_What is required_: Read the data and repeat it in full, exactly.

------ Provided material ------

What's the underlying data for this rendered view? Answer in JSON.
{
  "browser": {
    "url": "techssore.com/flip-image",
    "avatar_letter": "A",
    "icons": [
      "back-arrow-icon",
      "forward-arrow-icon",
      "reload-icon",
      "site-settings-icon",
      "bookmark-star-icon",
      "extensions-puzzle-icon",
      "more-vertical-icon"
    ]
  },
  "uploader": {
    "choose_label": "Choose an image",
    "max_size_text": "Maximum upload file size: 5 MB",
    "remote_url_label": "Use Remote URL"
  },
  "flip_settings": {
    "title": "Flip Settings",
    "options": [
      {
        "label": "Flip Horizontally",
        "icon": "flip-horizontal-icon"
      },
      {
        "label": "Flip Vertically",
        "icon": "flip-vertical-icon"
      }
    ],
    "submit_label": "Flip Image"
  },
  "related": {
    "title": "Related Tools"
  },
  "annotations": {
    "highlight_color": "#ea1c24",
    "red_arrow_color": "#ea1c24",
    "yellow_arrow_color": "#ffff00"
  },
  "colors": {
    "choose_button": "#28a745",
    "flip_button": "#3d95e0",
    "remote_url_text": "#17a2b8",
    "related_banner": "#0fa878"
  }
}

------

_Exercise solution_:
What's the underlying data for this rendered view? Answer in JSON.
{
  "browser": {
    "url": "techssore.com/flip-image",
    "avatar_letter": "A",
    "icons": [
      "back-arrow-icon",
      "forward-arrow-icon",
      "reload-icon",
      "site-settings-icon",
      "bookmark-star-icon",
      "extensions-puzzle-icon",
      "more-vertical-icon"
    ]
  },
  "uploader": {
    "choose_label": "Choose an image",
    "max_size_text": "Maximum upload file size: 5 MB",
    "remote_url_label": "Use Remote URL"
  },
  "flip_settings": {
    "title": "Flip Settings",
    "options": [
      {
        "label": "Flip Horizontally",
        "icon": "flip-horizontal-icon"
      },
      {
        "label": "Flip Vertically",
        "icon": "flip-vertical-icon"
      }
    ],
    "submit_label": "Flip Image"
  },
  "related": {
    "title": "Related Tools"
  },
  "annotations": {
    "highlight_color": "#ea1c24",
    "red_arrow_color": "#ea1c24",
    "yellow_arrow_color": "#ffff00"
  },
  "colors": {
    "choose_button": "#28a745",
    "flip_button": "#3d95e0",
    "remote_url_text": "#17a2b8",
    "related_banner": "#0fa878"
  }
}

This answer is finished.